The royal blue colours are there to be worn, not retired, and it is a philosophy which has improved British racing immeasurably in recent seasons. The decision to campaign horses like Classic Cliche and Kayf Tara in the Cup races did much to revitalise the best stayers' events, but the reappearance of Cape Verdi is possibly their bravest move yet. Sheikh Mohammed does not put hard cash on his horses, but there is more than one way to take a gamble.
Cape Verdi, in case anyone needs reminding, won last year's 1,000 Guineas with extraordinary ease. Whatever it was that stopped her at Epsom - the ground, the hubbub, a bump or two, or the distance - she has little left to prove. Yet here she is, pushing that glowing reputation into the middle of the table as the new generation of milers studies its hands.
Balisada looks to be the one with the nearest thing to a four of a kind, after her unexpected but unimpeachable success in the Coronation Stakes at Royal Ascot. Even with a 6lb penalty for that Group One success - the same extra burden which Cape Verdi must shoulder - she looks to have the beating of Hula Angel, Choirgirl and Presumed. And with more improvement expected, Balisada (3.40) should beat Cape Verdi too.
Godolphin provide two more fascinating runners this afternoon, in Royal Line (2.05) and City On A Hill. The former will start at a very short price in the opener, for while his only race to date brought success in a minor race in France, the second horse home that day was Sendawar, a dual Group One winner this season.
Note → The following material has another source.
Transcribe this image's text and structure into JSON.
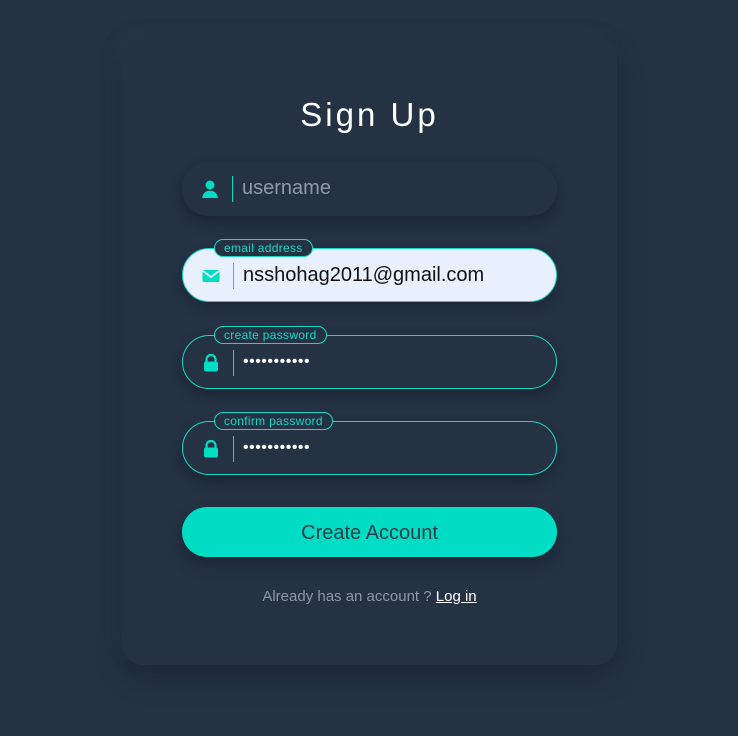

City On A Hill is David Loder's second British runner in his new role as Godolphin's primary school headmaster, in charge of the two-year-olds at Evry. He may be frustrated, though, by another wunderkind, as Mull Of Kintyre (next best 2.35), who cost a million dollars as a yearling, won by seven lengths first time up and should land the July Stakes for Aidan O'Brien.
Punters should perhaps boycott Newmarket altogether after the stewards' extraordinary decision yesterday to move the stalls from the far rail to the stands side after the fourth race. Safety was not an issue - it had simply become clear that the ground on the near side was riding much faster, and riders with a high draw were heading for the stands rail.
When backers had spent all morning and half the afternoon placing bets on the basis of the stalls being on the opposite side of the track it was a shameful thing to do. The draw, though, should play little part in the Duke of Cambridge Handicap, in which SMART SAVANNAH (nap 3.10) can finally capitalise on a series of promising runs.Reuse content